- **TASK TO CARRY OUT**
Please write out every entry below, word for word.

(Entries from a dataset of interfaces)
>>>>
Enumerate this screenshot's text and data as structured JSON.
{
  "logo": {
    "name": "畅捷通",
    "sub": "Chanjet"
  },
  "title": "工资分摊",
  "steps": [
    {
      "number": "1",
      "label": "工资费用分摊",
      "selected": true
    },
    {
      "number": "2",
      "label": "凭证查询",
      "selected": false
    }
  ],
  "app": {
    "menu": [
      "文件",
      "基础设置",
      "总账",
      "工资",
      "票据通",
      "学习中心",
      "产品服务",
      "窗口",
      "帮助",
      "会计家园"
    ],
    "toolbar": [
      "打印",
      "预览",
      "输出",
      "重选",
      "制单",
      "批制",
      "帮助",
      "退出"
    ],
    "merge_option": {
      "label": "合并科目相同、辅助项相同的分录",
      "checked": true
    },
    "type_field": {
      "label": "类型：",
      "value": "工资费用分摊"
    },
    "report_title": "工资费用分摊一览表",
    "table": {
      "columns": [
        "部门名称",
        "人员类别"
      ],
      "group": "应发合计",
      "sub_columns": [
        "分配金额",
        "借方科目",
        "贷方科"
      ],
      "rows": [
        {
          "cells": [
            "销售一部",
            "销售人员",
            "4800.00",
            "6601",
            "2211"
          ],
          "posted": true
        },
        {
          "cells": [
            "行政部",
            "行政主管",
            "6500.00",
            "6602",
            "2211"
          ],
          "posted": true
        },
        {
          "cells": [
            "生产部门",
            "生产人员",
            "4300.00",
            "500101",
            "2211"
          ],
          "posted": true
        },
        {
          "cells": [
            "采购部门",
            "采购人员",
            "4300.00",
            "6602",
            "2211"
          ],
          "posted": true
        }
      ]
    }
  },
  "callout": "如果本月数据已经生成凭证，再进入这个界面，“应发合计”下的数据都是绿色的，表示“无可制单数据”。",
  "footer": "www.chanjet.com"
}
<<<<
- **TASK OUTPUT**
Enumerate this screenshot's text and data as structured JSON.
{
  "logo": {
    "name": "畅捷通",
    "sub": "Chanjet"
  },
  "title": "工资分摊",
  "steps": [
    {
      "number": "1",
      "label": "工资费用分摊",
      "selected": true
    },
    {
      "number": "2",
      "label": "凭证查询",
      "selected": false
    }
  ],
  "app": {
    "menu": [
      "文件",
      "基础设置",
      "总账",
      "工资",
      "票据通",
      "学习中心",
      "产品服务",
      "窗口",
      "帮助",
      "会计家园"
    ],
    "toolbar": [
      "打印",
      "预览",
      "输出",
      "重选",
      "制单",
      "批制",
      "帮助",
      "退出"
    ],
    "merge_option": {
      "label": "合并科目相同、辅助项相同的分录",
      "checked": true
    },
    "type_field": {
      "label": "类型：",
      "value": "工资费用分摊"
    },
    "report_title": "工资费用分摊一览表",
    "table": {
      "columns": [
        "部门名称",
        "人员类别"
      ],
      "group": "应发合计",
      "sub_columns": [
        "分配金额",
        "借方科目",
        "贷方科"
      ],
      "rows": [
        {
          "cells": [
            "销售一部",
            "销售人员",
            "4800.00",
            "6601",
            "2211"
          ],
          "posted": true
        },
        {
          "cells": [
            "行政部",
            "行政主管",
            "6500.00",
            "6602",
            "2211"
          ],
          "posted": true
        },
        {
          "cells": [
            "生产部门",
            "生产人员",
            "4300.00",
            "500101",
            "2211"
          ],
          "posted": true
        },
        {
          "cells": [
            "采购部门",
            "采购人员",
            "4300.00",
            "6602",
            "2211"
          ],
          "posted": true
        }
      ]
    }
  },
  "callout": "如果本月数据已经生成凭证，再进入这个界面，“应发合计”下的数据都是绿色的，表示“无可制单数据”。",
  "footer": "www.chanjet.com"
}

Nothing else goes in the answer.